On 4/20/2012 7:44 AM, nixofortune wrote:
> So the actions should be:
> 1. Stop slaves
> 2. On Slaves: SET GLOBAL binlog_format=MIXED
> 3. Start slaves.
> What is "restart the replication from scratch with a binary ident copy
> Is it to use rsync to rsync mysql data on masters and slaves? and than run
> chnge the master to .... to start from zero ground?
> Many thanks
> On 20 April 2012 12:31, Reindl Harald<h.reindl@stripped> wrote:
>> Am 20.04.2012 13:17, schrieb nixofortune:
>>> So far I found :
>>> binlog_format different:
>>> Masters (MIXED)
>>> Slaves (STATEMENT)
>>> sync_binlog different on one of the slaves: 1024 against 0 on the rest
>> binlog format "statement" is practically unuseable
>> there are way too much possible queries which can not
>> work this way over the long
>> if i were you i would fix the configurations and restart
>> the replication from scratch with a binary ident copy (rsync)
The --binlog-format setting STATEMENT was not at play in the original
post. The user is using either MIXED or ROW.
Also, what setting the SLAVES are using only applies to the format of
the Binary Log created *by the slaves* and has no effect on any log they
process from their master.
There is nothing visibly wrong with your replication configuration at
this point. The problem most likely revolves around your table definitions.

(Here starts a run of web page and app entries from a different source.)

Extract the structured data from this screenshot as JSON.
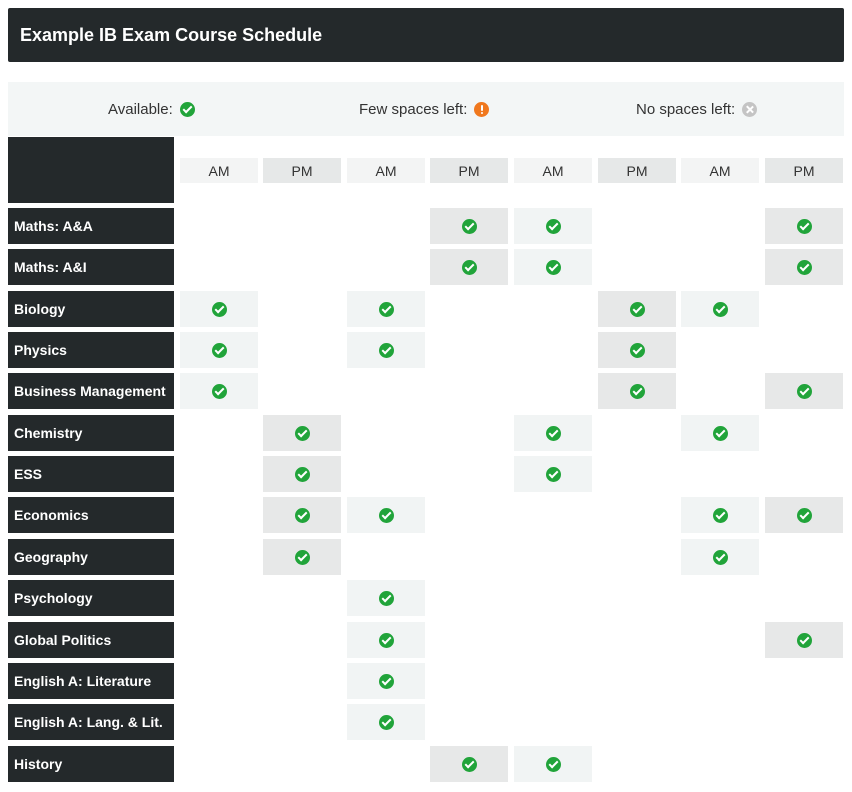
{
  "title": "Example IB Exam Course Schedule",
  "legend": [
    {
      "label": "Available:",
      "icon": "check-circle-icon",
      "status": "available"
    },
    {
      "label": "Few spaces left:",
      "icon": "alert-circle-icon",
      "status": "few"
    },
    {
      "label": "No spaces left:",
      "icon": "x-circle-icon",
      "status": "none"
    }
  ],
  "colors": {
    "available": "#21a43a",
    "few": "#f0781e",
    "none": "#c4c4c4",
    "header_bg": "#24292b"
  },
  "columns": [
    "AM",
    "PM",
    "AM",
    "PM",
    "AM",
    "PM",
    "AM",
    "PM"
  ],
  "rows": [
    {
      "name": "Maths: A&A",
      "slots": [
        0,
        0,
        0,
        1,
        1,
        0,
        0,
        1
      ]
    },
    {
      "name": "Maths: A&I",
      "slots": [
        0,
        0,
        0,
        1,
        1,
        0,
        0,
        1
      ]
    },
    {
      "name": "Biology",
      "slots": [
        1,
        0,
        1,
        0,
        0,
        1,
        1,
        0
      ]
    },
    {
      "name": "Physics",
      "slots": [
        1,
        0,
        1,
        0,
        0,
        1,
        0,
        0
      ]
    },
    {
      "name": "Business Management",
      "slots": [
        1,
        0,
        0,
        0,
        0,
        1,
        0,
        1
      ]
    },
    {
      "name": "Chemistry",
      "slots": [
        0,
        1,
        0,
        0,
        1,
        0,
        1,
        0
      ]
    },
    {
      "name": "ESS",
      "slots": [
        0,
        1,
        0,
        0,
        1,
        0,
        0,
        0
      ]
    },
    {
      "name": "Economics",
      "slots": [
        0,
        1,
        1,
        0,
        0,
        0,
        1,
        1
      ]
    },
    {
      "name": "Geography",
      "slots": [
        0,
        1,
        0,
        0,
        0,
        0,
        1,
        0
      ]
    },
    {
      "name": "Psychology",
      "slots": [
        0,
        0,
        1,
        0,
        0,
        0,
        0,
        0
      ]
    },
    {
      "name": "Global Politics",
      "slots": [
        0,
        0,
        1,
        0,
        0,
        0,
        0,
        1
      ]
    },
    {
      "name": "English A: Literature",
      "slots": [
        0,
        0,
        1,
        0,
        0,
        0,
        0,
        0
      ]
    },
    {
      "name": "English A: Lang. & Lit.",
      "slots": [
        0,
        0,
        1,
        0,
        0,
        0,
        0,
        0
      ]
    },
    {
      "name": "History",
      "slots": [
        0,
        0,
        0,
        1,
        1,
        0,
        0,
        0
      ]
    }
  ]
}
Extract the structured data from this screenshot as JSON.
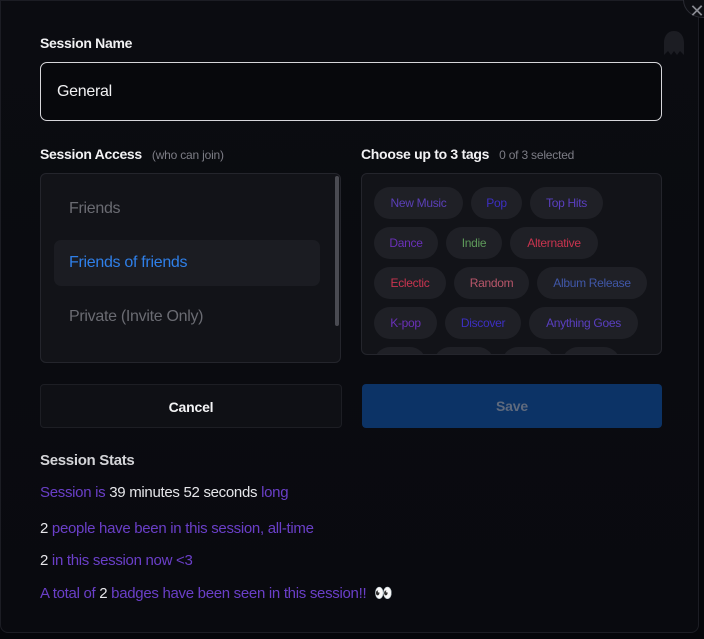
{
  "close_button": {
    "icon": "close-icon",
    "glyph": "✕"
  },
  "decor": {
    "icon": "ghost-icon"
  },
  "session_name": {
    "label": "Session Name",
    "value": "General"
  },
  "session_access": {
    "label": "Session Access",
    "hint": "(who can join)",
    "options": [
      {
        "label": "Friends",
        "selected": false
      },
      {
        "label": "Friends of friends",
        "selected": true
      },
      {
        "label": "Private (Invite Only)",
        "selected": false
      }
    ],
    "selected_color": "#2f7fe8"
  },
  "tags": {
    "label": "Choose up to 3 tags",
    "counter": "0 of 3 selected",
    "items": [
      {
        "label": "New Music",
        "color": "#5b3fb8"
      },
      {
        "label": "Pop",
        "color": "#3d2fc2"
      },
      {
        "label": "Top Hits",
        "color": "#5a3fc0"
      },
      {
        "label": "Dance",
        "color": "#6a30b8"
      },
      {
        "label": "Indie",
        "color": "#5e9a5a"
      },
      {
        "label": "Alternative",
        "color": "#c8344f"
      },
      {
        "label": "Eclectic",
        "color": "#c8344f"
      },
      {
        "label": "Random",
        "color": "#b8566a"
      },
      {
        "label": "Album Release",
        "color": "#4057a8"
      },
      {
        "label": "K-pop",
        "color": "#6a30b8"
      },
      {
        "label": "Discover",
        "color": "#3d2fc2"
      },
      {
        "label": "Anything Goes",
        "color": "#5a3fc0"
      }
    ]
  },
  "buttons": {
    "cancel": "Cancel",
    "save": "Save"
  },
  "stats": {
    "title": "Session Stats",
    "duration": {
      "prefix": "Session is",
      "value": "39 minutes 52 seconds",
      "suffix": "long"
    },
    "all_time": {
      "value": "2",
      "text": "people have been in this session, all-time"
    },
    "now": {
      "value": "2",
      "text": "in this session now <3"
    },
    "badges": {
      "prefix": "A total of",
      "value": "2",
      "text": "badges have been seen in this session!!",
      "emoji": "👀"
    }
  }
}
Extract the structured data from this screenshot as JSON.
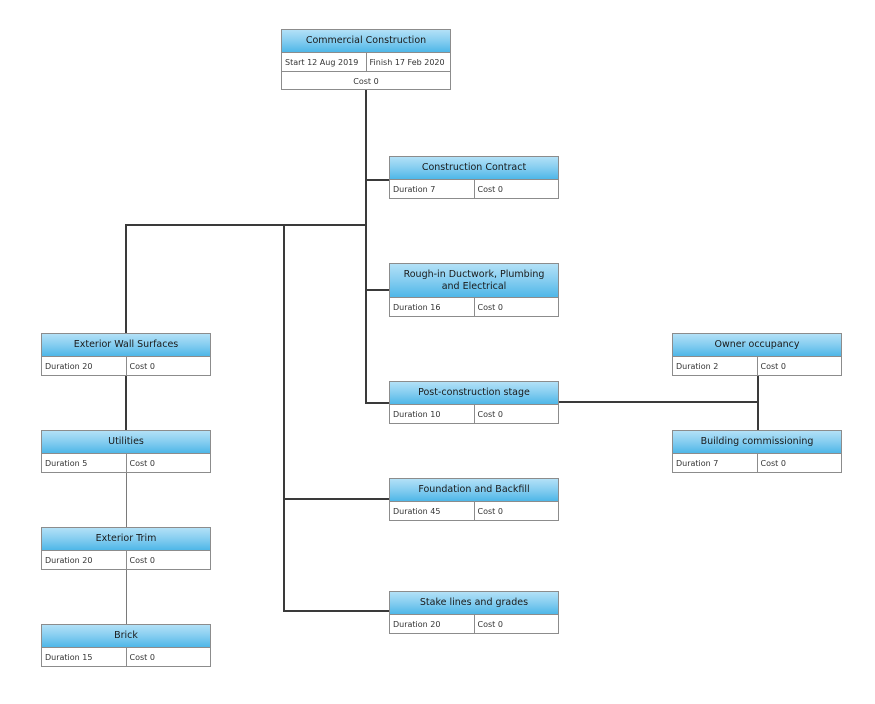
{
  "diagram": {
    "type": "work-breakdown-structure",
    "root": {
      "title": "Commercial Construction",
      "start": "Start 12 Aug 2019",
      "finish": "Finish 17 Feb 2020",
      "cost": "Cost 0"
    },
    "nodes": {
      "construction_contract": {
        "title": "Construction Contract",
        "duration": "Duration 7",
        "cost": "Cost 0"
      },
      "rough_in": {
        "title": "Rough-in Ductwork, Plumbing and Electrical",
        "duration": "Duration 16",
        "cost": "Cost 0"
      },
      "post_construction": {
        "title": "Post-construction stage",
        "duration": "Duration 10",
        "cost": "Cost 0"
      },
      "foundation": {
        "title": "Foundation and Backfill",
        "duration": "Duration 45",
        "cost": "Cost 0"
      },
      "stake_lines": {
        "title": "Stake lines and grades",
        "duration": "Duration 20",
        "cost": "Cost 0"
      },
      "exterior_wall": {
        "title": "Exterior Wall Surfaces",
        "duration": "Duration 20",
        "cost": "Cost 0"
      },
      "utilities": {
        "title": "Utilities",
        "duration": "Duration 5",
        "cost": "Cost 0"
      },
      "exterior_trim": {
        "title": "Exterior Trim",
        "duration": "Duration 20",
        "cost": "Cost 0"
      },
      "brick": {
        "title": "Brick",
        "duration": "Duration 15",
        "cost": "Cost 0"
      },
      "owner_occupancy": {
        "title": "Owner occupancy",
        "duration": "Duration 2",
        "cost": "Cost 0"
      },
      "building_commissioning": {
        "title": "Building commissioning",
        "duration": "Duration 7",
        "cost": "Cost 0"
      }
    },
    "edges": [
      [
        "root",
        "construction_contract"
      ],
      [
        "root",
        "rough_in"
      ],
      [
        "root",
        "post_construction"
      ],
      [
        "root",
        "exterior_wall"
      ],
      [
        "root",
        "foundation"
      ],
      [
        "root",
        "stake_lines"
      ],
      [
        "post_construction",
        "owner_occupancy"
      ],
      [
        "post_construction",
        "building_commissioning"
      ],
      [
        "exterior_wall",
        "utilities"
      ],
      [
        "utilities",
        "exterior_trim"
      ],
      [
        "exterior_trim",
        "brick"
      ]
    ],
    "colors": {
      "header_top": "#b3e1f7",
      "header_bottom": "#4fb7e8",
      "border": "#8c8c8c",
      "connector": "#3a3a3a"
    }
  }
}
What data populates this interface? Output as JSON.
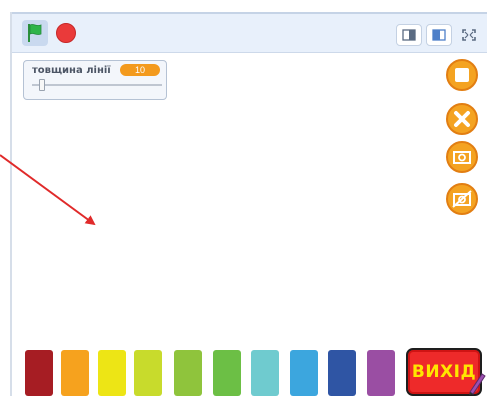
{
  "toolbar": {
    "icons": [
      "green-flag-icon",
      "stop-icon",
      "small-stage-icon",
      "large-stage-icon",
      "fullscreen-icon"
    ],
    "colors": {
      "flag": "#2fb44a",
      "stop": "#ea3a3a",
      "toolbar_bg": "#e8f0fb"
    }
  },
  "monitor": {
    "label": "товщина лінії",
    "value": "10",
    "slider_fraction": 0.08
  },
  "side_buttons": [
    "square-icon",
    "close-icon",
    "camera-icon",
    "camera-off-icon"
  ],
  "palette": {
    "colors": [
      "#a61d23",
      "#f6a21e",
      "#ede515",
      "#c8db2c",
      "#8fc43c",
      "#6cbf45",
      "#6fcbcf",
      "#3ca6de",
      "#2f55a4",
      "#9a4ea3"
    ]
  },
  "exit_button": {
    "label": "ВИХІД",
    "bg": "#ee2a2a",
    "text_color": "#ffe600"
  },
  "annotation": {
    "type": "arrow",
    "color": "#e02a2a"
  }
}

MySQL Principal Technical Support Engineer
Oracle USA, Inc. - Hardware and Software, Engineered to Work Together.
Office: Blountville, TN